“It is unfortunate that the judiciary and legal profession have not resisted such an assault on fundamental values. As a result, we have a two tier justice system for minority communities, with Muslims especially affected.”

“Citizenship stripping has been gathering pace (also see here, here) at an alarming rate under the Conservative government. As with previous cases, the decision of the court to accept ‘K2’’s citizenship removal denies him any chance of a successful appeal. As with other anti-terror policies the current victims are Muslims but the template will be used against other groups to erode the civil liberties of all and not just a suspect community.”



Press enquiries:
Ibrahim Mohamoud
Communications Officer

NOTE: CAGE represents cases of individuals based on the remit of our work. Supporting a case does not mean we agree with the views or actions of the individual. Content published on CAGE may not reflect the official position of our organisation.

Leaked government document names ‘vetted’ organisations in receipt of £1.2 million in PREVENT funding

(London) – A Home Office document titled ‘Local Delivery Best Practice Catalogue’ leaked by Public Interest Investigations highlights in full organisations and projects vetted and funded by the government to deliver the controversial PREVENT strategy nationally. Produced by the OSCT (Office for Security and Counter Terrorism), the document reveals:

– The OSCT’s admission that Faith on the Frontline; FAST, #MakingAStand (delivered by Inspire) and A Tale of Two Cities (film) are all ‘products’ of the Home Office’s Research, Information and Communications Unit (RICU).

– The direct relationship between the OSCT and ‘third party provider’ organisations.

– The costs associated with these programmes and the specific locations it targeted at.

– The names of the ‘grass-roots’ organisations delivering government vetted projects.

Most notably the document refers to amongst many:

  • Faith Associates (Imams Online being one of their flagship projects),
  • Upstanding Neighbourhoods,
  • Families Against Stress and Trauma (FAST),
  • Active Change Foundation (ACF)
  • and London Tigers.

Despite being dated March 2015, the document highlights that the projects will be used to produce a best practice catalogue once the evaluation period is completed in March 2016.

Asim Qureshi, CAGE Research Director, said:

“These revelations call for a serious dialogue within the Muslim community on the legitimacy of government sanctioned activism. It also highlights the government’s deceptive approach in engaging with Muslim communities and again calls into question the failing PREVENT policy and its shadow, the global CVE campaign.”

“This document also conclusively demonstrates the relationship and oversight the Home Office has over ostensibly community led projects. CAGE’s earlier report “We are completely independent” and The Guardian revelations, have previously highlighted these points and demonstrated how RICU was in effect directing and attempting to manufacture consent for PREVENT amongst Muslim communities.”

NOTE: CAGE represents cases of individuals based on the remit of our work.

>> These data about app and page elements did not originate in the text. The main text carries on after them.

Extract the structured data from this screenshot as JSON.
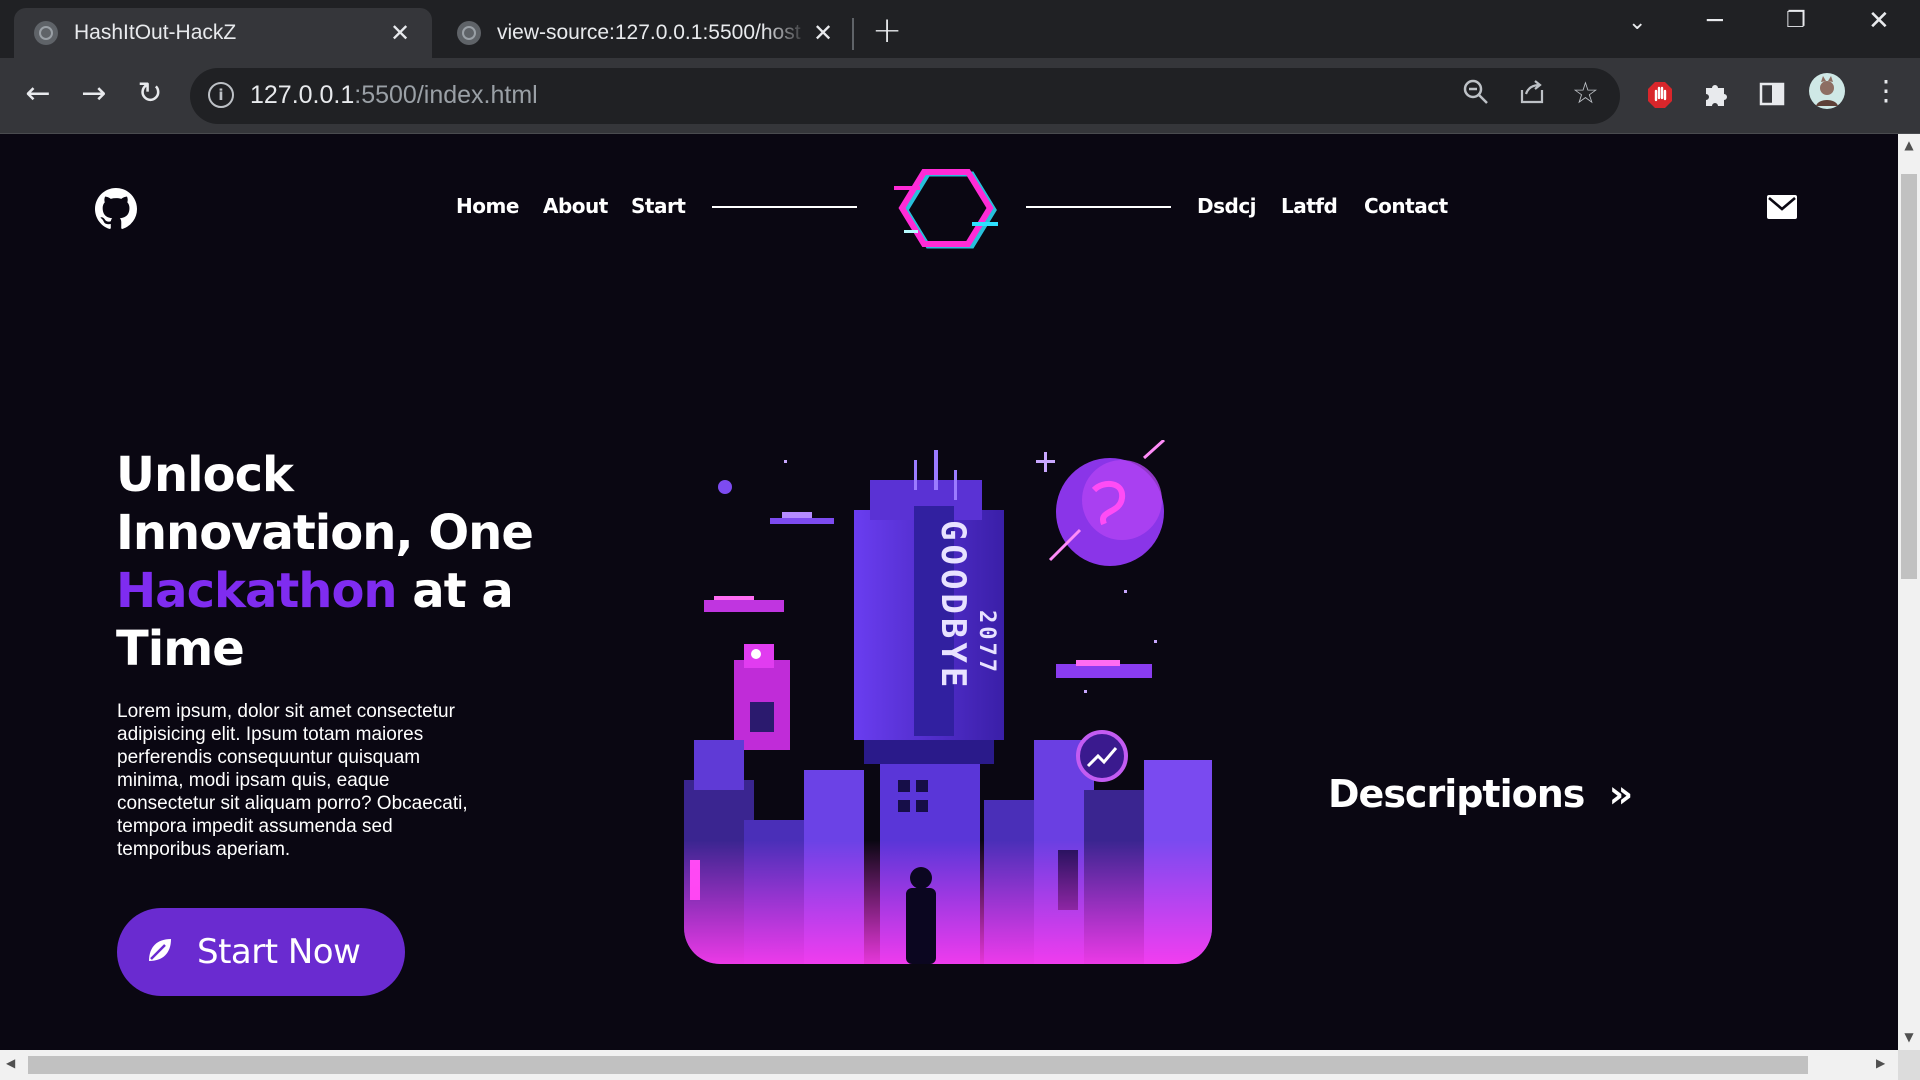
{
  "browser": {
    "tabs": [
      {
        "title": "HashItOut-HackZ",
        "active": true
      },
      {
        "title": "view-source:127.0.0.1:5500/host",
        "active": false
      }
    ],
    "url_host": "127.0.0.1",
    "url_path": ":5500/index.html"
  },
  "nav": {
    "left_links": [
      "Home",
      "About",
      "Start"
    ],
    "right_links": [
      "Dsdcj",
      "Latfd",
      "Contact"
    ]
  },
  "hero": {
    "title_line1": "Unlock",
    "title_line2": "Innovation, One",
    "title_accent": "Hackathon",
    "title_after_accent": " at a",
    "title_line4": "Time",
    "description": "Lorem ipsum, dolor sit amet consectetur adipisicing elit. Ipsum totam maiores perferendis consequuntur quisquam minima, modi ipsam quis, eaque consectetur sit aliquam porro? Obcaecati, tempora impedit assumenda sed temporibus aperiam.",
    "cta_label": "Start Now",
    "accent_color": "#7f2cf0",
    "button_color": "#6a2bd0"
  },
  "side": {
    "descriptions_label": "Descriptions",
    "descriptions_arrow": "»"
  },
  "art": {
    "sign_text": "GOODBYE",
    "sign_year": "2077"
  }
}
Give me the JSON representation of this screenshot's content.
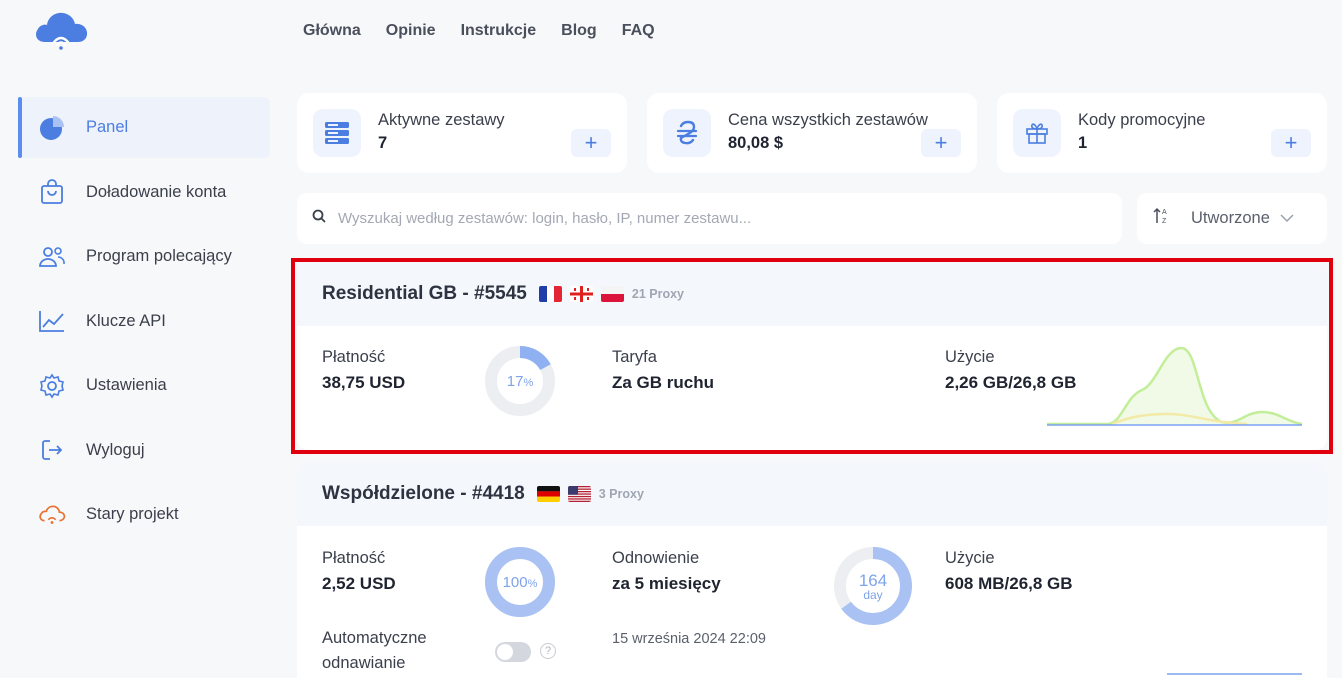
{
  "nav": [
    "Główna",
    "Opinie",
    "Instrukcje",
    "Blog",
    "FAQ"
  ],
  "sidebar": {
    "items": [
      {
        "label": "Panel",
        "icon": "pie-chart-icon",
        "active": true
      },
      {
        "label": "Doładowanie konta",
        "icon": "shopping-bag-icon"
      },
      {
        "label": "Program polecający",
        "icon": "users-icon"
      },
      {
        "label": "Klucze API",
        "icon": "line-chart-icon"
      },
      {
        "label": "Ustawienia",
        "icon": "gear-icon"
      },
      {
        "label": "Wyloguj",
        "icon": "logout-icon"
      },
      {
        "label": "Stary projekt",
        "icon": "cloud-icon"
      }
    ]
  },
  "stats": [
    {
      "label": "Aktywne zestawy",
      "value": "7",
      "icon": "server-icon"
    },
    {
      "label": "Cena wszystkich zestawów",
      "value": "80,08 $",
      "icon": "hryvnia-icon"
    },
    {
      "label": "Kody promocyjne",
      "value": "1",
      "icon": "gift-icon"
    }
  ],
  "search": {
    "placeholder": "Wyszukaj według zestawów: login, hasło, IP, numer zestawu..."
  },
  "sort": {
    "label": "Utworzone"
  },
  "orders": [
    {
      "title": "Residential GB - #5545",
      "flags": [
        "fr",
        "ge",
        "pl"
      ],
      "proxy_count": "21 Proxy",
      "payment_label": "Płatność",
      "payment_value": "38,75 USD",
      "percent_num": "17",
      "percent_unit": "%",
      "percent_fraction": 0.17,
      "tariff_label": "Taryfa",
      "tariff_value": "Za GB ruchu",
      "usage_label": "Użycie",
      "usage_value": "2,26 GB/26,8 GB"
    },
    {
      "title": "Współdzielone - #4418",
      "flags": [
        "de",
        "us"
      ],
      "proxy_count": "3 Proxy",
      "payment_label": "Płatność",
      "payment_value": "2,52 USD",
      "percent_num": "100",
      "percent_unit": "%",
      "percent_fraction": 1.0,
      "renew_label": "Odnowienie",
      "renew_value": "za 5 miesięcy",
      "days_num": "164",
      "days_unit": "day",
      "days_fraction": 0.65,
      "usage_label": "Użycie",
      "usage_value": "608 MB/26,8 GB",
      "auto_renew_line1": "Automatyczne",
      "auto_renew_line2": "odnawianie",
      "auto_renew_on": false,
      "date": "15 września 2024 22:09"
    }
  ],
  "colors": {
    "accent": "#4b7ee0",
    "accent_light": "#eef3fd",
    "highlight": "#e0000d"
  }
}
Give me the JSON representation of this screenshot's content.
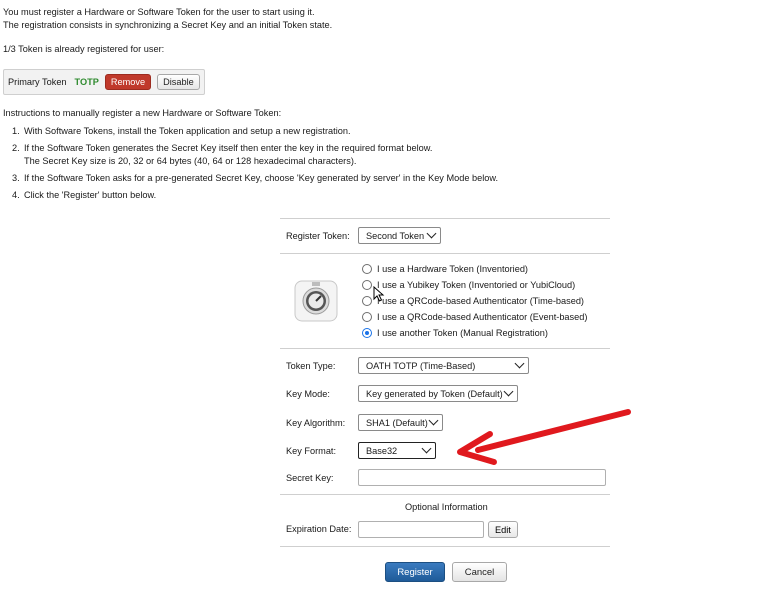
{
  "intro": {
    "line1": "You must register a Hardware or Software Token for the user to start using it.",
    "line2": "The registration consists in synchronizing a Secret Key and an initial Token state."
  },
  "registered_text": "1/3 Token is already registered for user:",
  "primary_token": {
    "name": "Primary Token",
    "type": "TOTP",
    "remove_label": "Remove",
    "disable_label": "Disable"
  },
  "instructions": {
    "title": "Instructions to manually register a new Hardware or Software Token:",
    "items": [
      {
        "num": "1.",
        "text": "With Software Tokens, install the Token application and setup a new registration."
      },
      {
        "num": "2.",
        "text": "If the Software Token generates the Secret Key itself then enter the key in the required format below.",
        "text2": "The Secret Key size is 20, 32 or 64 bytes (40, 64 or 128 hexadecimal characters)."
      },
      {
        "num": "3.",
        "text": "If the Software Token asks for a pre-generated Secret Key, choose 'Key generated by server' in the Key Mode below."
      },
      {
        "num": "4.",
        "text": "Click the 'Register' button below."
      }
    ]
  },
  "form": {
    "register_token_label": "Register Token:",
    "register_token_value": "Second Token",
    "token_options": [
      {
        "label": "I use a Hardware Token (Inventoried)",
        "checked": false
      },
      {
        "label": "I use a Yubikey Token (Inventoried or YubiCloud)",
        "checked": false
      },
      {
        "label": "I use a QRCode-based Authenticator (Time-based)",
        "checked": false
      },
      {
        "label": "I use a QRCode-based Authenticator (Event-based)",
        "checked": false
      },
      {
        "label": "I use another Token (Manual Registration)",
        "checked": true
      }
    ],
    "token_type_label": "Token Type:",
    "token_type_value": "OATH TOTP (Time-Based)",
    "key_mode_label": "Key Mode:",
    "key_mode_value": "Key generated by Token (Default)",
    "key_algorithm_label": "Key Algorithm:",
    "key_algorithm_value": "SHA1 (Default)",
    "key_format_label": "Key Format:",
    "key_format_value": "Base32",
    "secret_key_label": "Secret Key:",
    "secret_key_value": "",
    "optional_info_title": "Optional Information",
    "expiration_label": "Expiration Date:",
    "expiration_value": "",
    "edit_label": "Edit",
    "register_label": "Register",
    "cancel_label": "Cancel"
  },
  "colors": {
    "remove_bg": "#c0392b",
    "totp_green": "#2e8b2e",
    "register_blue": "#1f5b99",
    "arrow_red": "#e0191e",
    "radio_selected": "#1a73e8"
  },
  "icons": {
    "token_app": "safe-dial-icon",
    "annotation": "red-arrow-icon",
    "cursor": "mouse-cursor-icon"
  }
}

Supporting a case does not mean we agree with the views or actions of the individual. Content published on CAGE may not reflect the official position of our organisation.